*WHAT YOU HAVE TO DO:* With the string "سفارشات" as the filter, copy each matching line from the records.

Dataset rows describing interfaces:
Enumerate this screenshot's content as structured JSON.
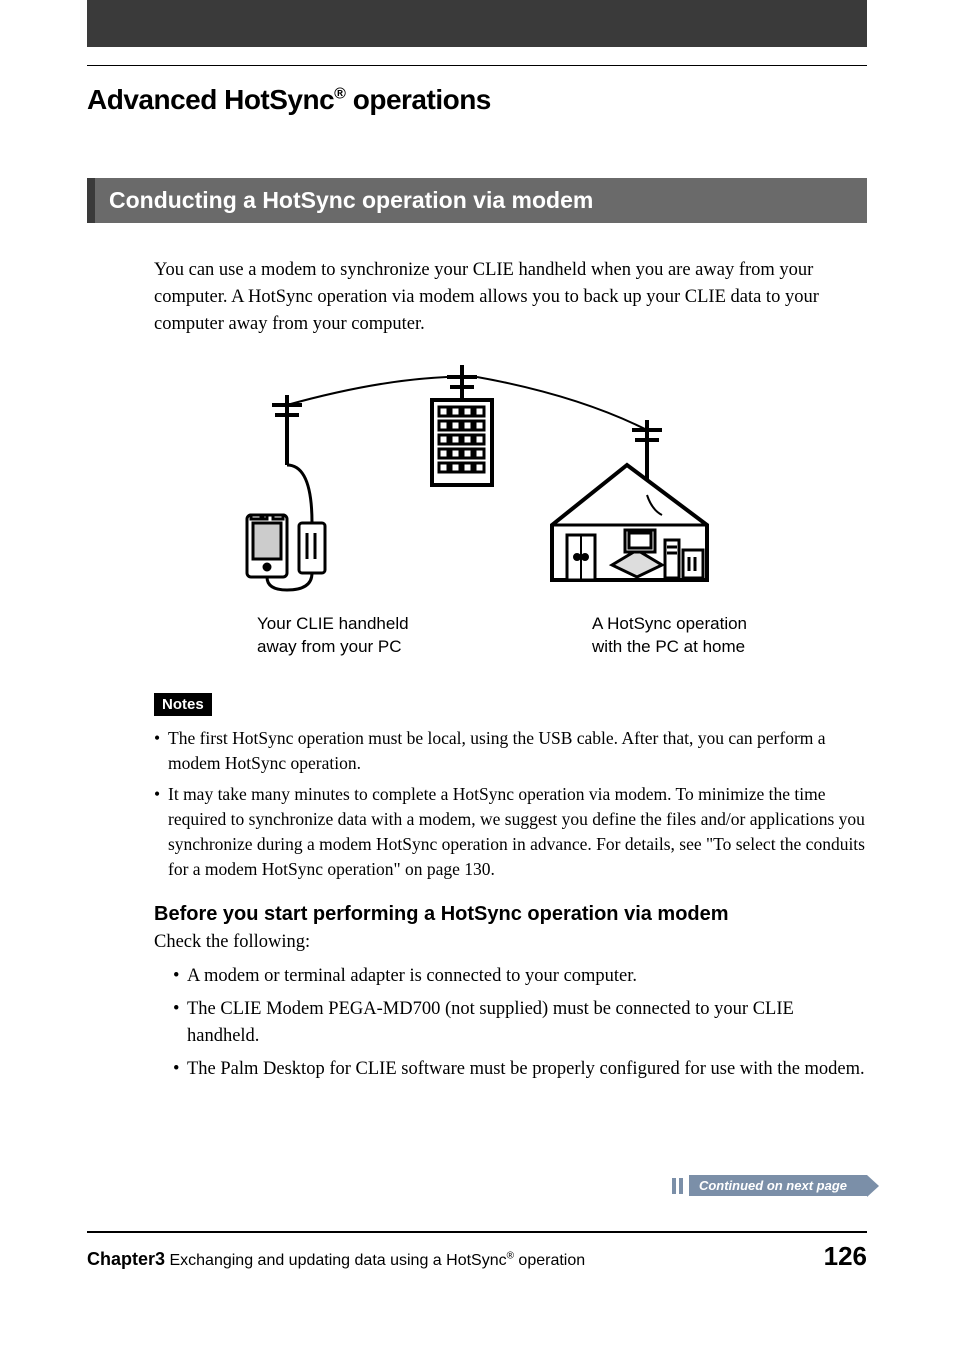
{
  "header": {
    "title_pre": "Advanced HotSync",
    "title_sup": "®",
    "title_post": " operations"
  },
  "section": {
    "title": "Conducting a HotSync operation via modem",
    "intro": "You can use a modem to synchronize your CLIE handheld when you are away from your computer. A HotSync operation via modem allows you to back up your CLIE data to your computer away from your computer."
  },
  "diagram": {
    "caption_left_l1": "Your CLIE handheld",
    "caption_left_l2": "away from your PC",
    "caption_right_l1": "A HotSync operation",
    "caption_right_l2": "with the PC at home"
  },
  "notes": {
    "label": "Notes",
    "items": [
      "The first HotSync operation must be local, using the USB cable. After that, you can perform a modem HotSync operation.",
      "It may take many minutes to complete a HotSync operation via modem. To minimize the time required to synchronize data with a modem, we suggest you define the files and/or applications you synchronize during a modem HotSync operation in advance. For details, see \"To select the conduits for a modem HotSync operation\" on page 130."
    ]
  },
  "before": {
    "heading": "Before you start performing a HotSync operation via modem",
    "lead": "Check the following:",
    "items": [
      "A modem or terminal adapter is connected to your computer.",
      "The CLIE Modem PEGA-MD700 (not supplied) must be connected to your CLIE handheld.",
      "The Palm Desktop for CLIE software must be properly configured for use with the modem."
    ]
  },
  "continued": "Continued on next page",
  "footer": {
    "chapter_label": "Chapter3",
    "chapter_text_pre": "  Exchanging and updating data using a HotSync",
    "chapter_sup": "®",
    "chapter_text_post": " operation",
    "page": "126"
  }
}
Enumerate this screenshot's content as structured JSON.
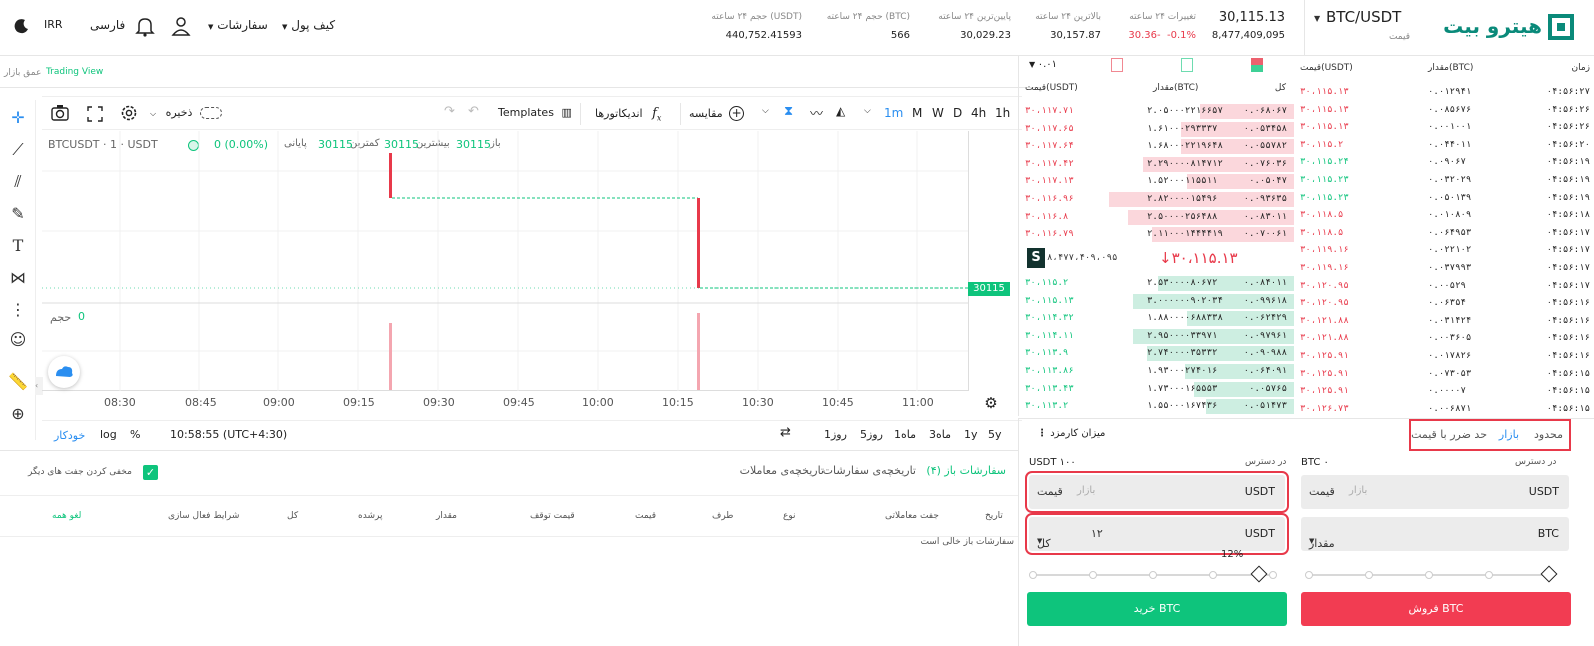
{
  "topbar": {
    "logo_text": "هیترو بیت",
    "pair": "BTC/USDT",
    "pair_sub": "قیمت",
    "last_price": "30,115.13",
    "last_price_sub": "8,477,409,095",
    "change_label": "تغییرات ۲۴ ساعته",
    "change_pct": "-0.1%",
    "change_abs": "30.36-",
    "high_label": "بالاترین ۲۴ ساعته",
    "high_value": "30,157.87",
    "low_label": "پایین‌ترین ۲۴ ساعته",
    "low_value": "30,029.23",
    "vol_btc_label": "حجم ۲۴ ساعته (BTC)",
    "vol_btc_value": "566",
    "vol_usdt_label": "حجم ۲۴ ساعته (USDT)",
    "vol_usdt_value": "440,752.41593",
    "wallet": "کیف پول",
    "orders": "سفارشات",
    "language": "فارسی",
    "currency": "IRR"
  },
  "chart_links": {
    "tradingview": "Trading View",
    "depth": "عمق بازار"
  },
  "chart_toolbar": {
    "intervals": [
      "1h",
      "4h",
      "D",
      "W",
      "M",
      "1m"
    ],
    "compare": "مقایسه",
    "indicators": "اندیکاتورها",
    "templates": "Templates",
    "save": "ذخیره"
  },
  "legend": {
    "symbol": "BTCUSDT · 1 · USDT",
    "open_label": "باز",
    "open": "30115",
    "high_label": "بیشترین",
    "high": "30115",
    "low_label": "کمترین",
    "low": "30115",
    "close_label": "پایانی",
    "close": "30115",
    "change": "0 (0.00%)",
    "volume_label": "حجم",
    "volume": "0",
    "price_tag": "30115"
  },
  "time_axis": [
    "08:30",
    "08:45",
    "09:00",
    "09:15",
    "09:30",
    "09:45",
    "10:00",
    "10:15",
    "10:30",
    "10:45",
    "11:00"
  ],
  "range_bar": {
    "ranges": [
      "5y",
      "1y",
      "3ماه",
      "1ماه",
      "5روز",
      "1روز"
    ],
    "clock": "10:58:55 (UTC+4:30)",
    "pct": "%",
    "log": "log",
    "auto": "خودکار"
  },
  "orders_panel": {
    "tab_open": "سفارشات باز (۴)",
    "tab_history": "تاریخچه‌ی سفارشات",
    "tab_trades": "تاریخچه‌ی معاملات",
    "hide_others": "مخفی کردن جفت های دیگر",
    "headers": [
      "تاریخ",
      "جفت معاملاتی",
      "نوع",
      "طرف",
      "قیمت",
      "قیمت توقف",
      "مقدار",
      "پرشده",
      "کل",
      "شرایط فعال سازی"
    ],
    "cancel_all": "لغو همه",
    "empty": "سفارشات باز خالی است"
  },
  "book": {
    "tick": "۰.۰۱",
    "col_total": "کل",
    "col_amount": "مقدار(BTC)",
    "col_price": "قیمت(USDT)",
    "asks": [
      {
        "total": "۰.۰۶۸۰۶۷",
        "amount": "۲.۰۵۰۰۰۲۲۱۶۶۵۷",
        "price": "۳۰،۱۱۷.۷۱",
        "fill": 0.5
      },
      {
        "total": "۰.۰۵۳۴۵۸",
        "amount": "۱.۶۱۰۰۰۲۹۳۳۳۷",
        "price": "۳۰،۱۱۷.۶۵",
        "fill": 0.6
      },
      {
        "total": "۰.۰۵۵۷۸۲",
        "amount": "۱.۶۸۰۰۰۲۲۱۹۶۴۸",
        "price": "۳۰،۱۱۷.۶۴",
        "fill": 0.6
      },
      {
        "total": "۰.۰۷۶۰۳۶",
        "amount": "۲.۲۹۰۰۰۰۸۱۴۷۱۲",
        "price": "۳۰،۱۱۷.۴۲",
        "fill": 0.8
      },
      {
        "total": "۰.۰۵۰۴۷",
        "amount": "۱.۵۲۰۰۰۱۱۵۵۱۱",
        "price": "۳۰،۱۱۷.۱۳",
        "fill": 0.57
      },
      {
        "total": "۰.۰۹۳۶۳۵",
        "amount": "۲.۸۲۰۰۰۰۱۵۴۹۶",
        "price": "۳۰،۱۱۶.۹۶",
        "fill": 0.98
      },
      {
        "total": "۰.۰۸۳۰۱۱",
        "amount": "۲.۵۰۰۰۰۲۵۶۴۸۸",
        "price": "۳۰،۱۱۶.۸",
        "fill": 0.88
      },
      {
        "total": "۰.۰۷۰۰۶۱",
        "amount": "۲.۱۱۰۰۰۱۴۴۴۴۱۹",
        "price": "۳۰،۱۱۶.۷۹",
        "fill": 0.75
      }
    ],
    "mid_price": "۳۰،۱۱۵.۱۳",
    "mid_sub": "۸،۴۷۷،۴۰۹،۰۹۵",
    "bids": [
      {
        "total": "۰.۰۸۴۰۱۱",
        "amount": "۲.۵۳۰۰۰۰۸۰۶۷۲",
        "price": "۳۰،۱۱۵.۲",
        "fill": 0.72
      },
      {
        "total": "۰.۰۹۹۶۱۸",
        "amount": "۳.۰۰۰۰۰۰۹۰۲۰۳۴",
        "price": "۳۰،۱۱۵.۱۳",
        "fill": 0.85
      },
      {
        "total": "۰.۰۶۲۴۲۹",
        "amount": "۱.۸۸۰۰۰۰۶۸۸۳۳۸",
        "price": "۳۰،۱۱۴.۳۲",
        "fill": 0.57
      },
      {
        "total": "۰.۰۹۷۹۶۱",
        "amount": "۲.۹۵۰۰۰۰۳۳۹۷۱",
        "price": "۳۰،۱۱۴.۱۱",
        "fill": 0.85
      },
      {
        "total": "۰.۰۹۰۹۸۸",
        "amount": "۲.۷۴۰۰۰۰۳۵۳۳۲",
        "price": "۳۰،۱۱۳.۹",
        "fill": 0.78
      },
      {
        "total": "۰.۰۶۴۰۹۱",
        "amount": "۱.۹۳۰۰۰۲۷۴۰۱۶",
        "price": "۳۰،۱۱۳.۸۶",
        "fill": 0.58
      },
      {
        "total": "۰.۰۵۷۶۵",
        "amount": "۱.۷۳۰۰۰۱۶۵۵۵۳",
        "price": "۳۰،۱۱۳.۴۳",
        "fill": 0.53
      },
      {
        "total": "۰.۰۵۱۴۷۳",
        "amount": "۱.۵۵۰۰۰۱۶۷۴۳۶",
        "price": "۳۰،۱۱۳.۲",
        "fill": 0.47
      }
    ]
  },
  "trades": {
    "col_time": "زمان",
    "col_amount": "مقدار(BTC)",
    "col_price": "قیمت(USDT)",
    "rows": [
      {
        "time": "۰۴:۵۶:۲۷",
        "amount": "۰.۰۱۲۹۴۱",
        "price": "۳۰،۱۱۵.۱۳",
        "side": "sell"
      },
      {
        "time": "۰۴:۵۶:۲۶",
        "amount": "۰.۰۸۵۶۷۶",
        "price": "۳۰،۱۱۵.۱۳",
        "side": "sell"
      },
      {
        "time": "۰۴:۵۶:۲۶",
        "amount": "۰.۰۰۱۰۰۱",
        "price": "۳۰،۱۱۵.۱۳",
        "side": "sell"
      },
      {
        "time": "۰۴:۵۶:۲۰",
        "amount": "۰.۰۴۴۰۱۱",
        "price": "۳۰،۱۱۵.۲",
        "side": "sell"
      },
      {
        "time": "۰۴:۵۶:۱۹",
        "amount": "۰.۰۹۰۶۷",
        "price": "۳۰،۱۱۵.۲۴",
        "side": "buy"
      },
      {
        "time": "۰۴:۵۶:۱۹",
        "amount": "۰.۰۳۲۰۲۹",
        "price": "۳۰،۱۱۵.۲۳",
        "side": "buy"
      },
      {
        "time": "۰۴:۵۶:۱۹",
        "amount": "۰.۰۵۰۱۳۹",
        "price": "۳۰،۱۱۵.۲۳",
        "side": "buy"
      },
      {
        "time": "۰۴:۵۶:۱۸",
        "amount": "۰.۰۱۰۸۰۹",
        "price": "۳۰،۱۱۸.۵",
        "side": "sell"
      },
      {
        "time": "۰۴:۵۶:۱۷",
        "amount": "۰.۰۶۴۹۵۳",
        "price": "۳۰،۱۱۸.۵",
        "side": "sell"
      },
      {
        "time": "۰۴:۵۶:۱۷",
        "amount": "۰.۰۲۲۱۰۲",
        "price": "۳۰،۱۱۹.۱۶",
        "side": "sell"
      },
      {
        "time": "۰۴:۵۶:۱۷",
        "amount": "۰.۰۳۷۹۹۳",
        "price": "۳۰،۱۱۹.۱۶",
        "side": "sell"
      },
      {
        "time": "۰۴:۵۶:۱۷",
        "amount": "۰.۰۰۵۲۹",
        "price": "۳۰،۱۲۰.۹۵",
        "side": "sell"
      },
      {
        "time": "۰۴:۵۶:۱۶",
        "amount": "۰.۰۶۳۵۴",
        "price": "۳۰،۱۲۰.۹۵",
        "side": "sell"
      },
      {
        "time": "۰۴:۵۶:۱۶",
        "amount": "۰.۰۳۱۴۲۴",
        "price": "۳۰،۱۲۱.۸۸",
        "side": "sell"
      },
      {
        "time": "۰۴:۵۶:۱۶",
        "amount": "۰.۰۰۳۶۰۵",
        "price": "۳۰،۱۲۱.۸۸",
        "side": "sell"
      },
      {
        "time": "۰۴:۵۶:۱۶",
        "amount": "۰.۰۱۷۸۲۶",
        "price": "۳۰،۱۲۵.۹۱",
        "side": "sell"
      },
      {
        "time": "۰۴:۵۶:۱۵",
        "amount": "۰.۰۷۳۰۵۳",
        "price": "۳۰،۱۲۵.۹۱",
        "side": "sell"
      },
      {
        "time": "۰۴:۵۶:۱۵",
        "amount": "۰.۰۰۰۰۷",
        "price": "۳۰،۱۲۵.۹۱",
        "side": "sell"
      },
      {
        "time": "۰۴:۵۶:۱۵",
        "amount": "۰.۰۰۶۸۷۱",
        "price": "۳۰،۱۲۶.۷۳",
        "side": "sell"
      }
    ]
  },
  "form": {
    "tab_limit": "محدود",
    "tab_market": "بازار",
    "tab_stop": "حد ضرر با قیمت",
    "fee": "میزان کارمزد",
    "sell_avail_label": "در دسترس",
    "sell_avail": "BTC ۰",
    "buy_avail_label": "در دسترس",
    "buy_avail": "USDT ۱۰۰",
    "sell_price_unit": "USDT",
    "sell_price_hint": "بازار",
    "sell_price_label": "قیمت",
    "sell_amt_unit": "BTC",
    "sell_amt_label": "مقدار",
    "buy_price_unit": "USDT",
    "buy_price_hint": "بازار",
    "buy_price_label": "قیمت",
    "buy_total_unit": "USDT",
    "buy_total_value": "۱۲",
    "buy_total_label": "کل",
    "buy_slider_pct": "12%",
    "buy_slider_value": 0.12,
    "sell_slider_value": 1.0,
    "sell_button": "فروش BTC",
    "buy_button": "خرید BTC"
  },
  "colors": {
    "green": "#0ec47c",
    "red": "#e8394a",
    "brand": "#0a8a7a"
  }
}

*ANSWER TO THIS EXERCISE:*
    "orders": "سفارشات",
    "tab_open": "سفارشات باز (۴)",
    "tab_history": "تاریخچه‌ی سفارشات",
    "empty": "سفارشات باز خالی است"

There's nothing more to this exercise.